↓↓↓

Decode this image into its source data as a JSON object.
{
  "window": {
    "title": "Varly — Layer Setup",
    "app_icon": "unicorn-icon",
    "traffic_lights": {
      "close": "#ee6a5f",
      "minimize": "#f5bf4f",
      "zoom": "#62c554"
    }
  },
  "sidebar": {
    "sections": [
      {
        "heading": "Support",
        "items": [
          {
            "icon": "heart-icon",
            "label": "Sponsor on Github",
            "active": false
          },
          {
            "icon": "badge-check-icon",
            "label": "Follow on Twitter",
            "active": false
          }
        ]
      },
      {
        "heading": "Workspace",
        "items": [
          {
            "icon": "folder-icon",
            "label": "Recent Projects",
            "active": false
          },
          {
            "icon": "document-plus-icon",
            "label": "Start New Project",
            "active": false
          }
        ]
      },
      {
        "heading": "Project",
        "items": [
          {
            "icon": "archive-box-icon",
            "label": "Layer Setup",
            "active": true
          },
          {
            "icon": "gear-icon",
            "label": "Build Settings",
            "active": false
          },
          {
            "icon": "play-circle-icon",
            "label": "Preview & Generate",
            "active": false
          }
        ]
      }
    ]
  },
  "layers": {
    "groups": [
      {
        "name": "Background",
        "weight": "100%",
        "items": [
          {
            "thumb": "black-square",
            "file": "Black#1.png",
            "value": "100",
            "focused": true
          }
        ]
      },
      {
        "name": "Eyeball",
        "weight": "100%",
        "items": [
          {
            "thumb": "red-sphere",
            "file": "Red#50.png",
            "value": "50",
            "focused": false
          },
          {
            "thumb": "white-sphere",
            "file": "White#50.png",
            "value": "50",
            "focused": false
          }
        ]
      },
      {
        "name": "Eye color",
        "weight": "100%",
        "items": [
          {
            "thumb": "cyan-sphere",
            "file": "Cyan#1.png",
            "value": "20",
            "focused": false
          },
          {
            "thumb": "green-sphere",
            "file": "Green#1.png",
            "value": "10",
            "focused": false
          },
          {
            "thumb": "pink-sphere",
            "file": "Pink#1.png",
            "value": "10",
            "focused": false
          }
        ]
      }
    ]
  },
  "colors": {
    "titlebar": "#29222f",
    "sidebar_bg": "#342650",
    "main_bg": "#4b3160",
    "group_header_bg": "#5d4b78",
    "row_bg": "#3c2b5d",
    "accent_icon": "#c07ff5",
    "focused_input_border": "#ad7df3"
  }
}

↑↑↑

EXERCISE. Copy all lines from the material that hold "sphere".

REPLY.
            "thumb": "red-sphere",
            "thumb": "white-sphere",
            "thumb": "cyan-sphere",
            "thumb": "green-sphere",
            "thumb": "pink-sphere",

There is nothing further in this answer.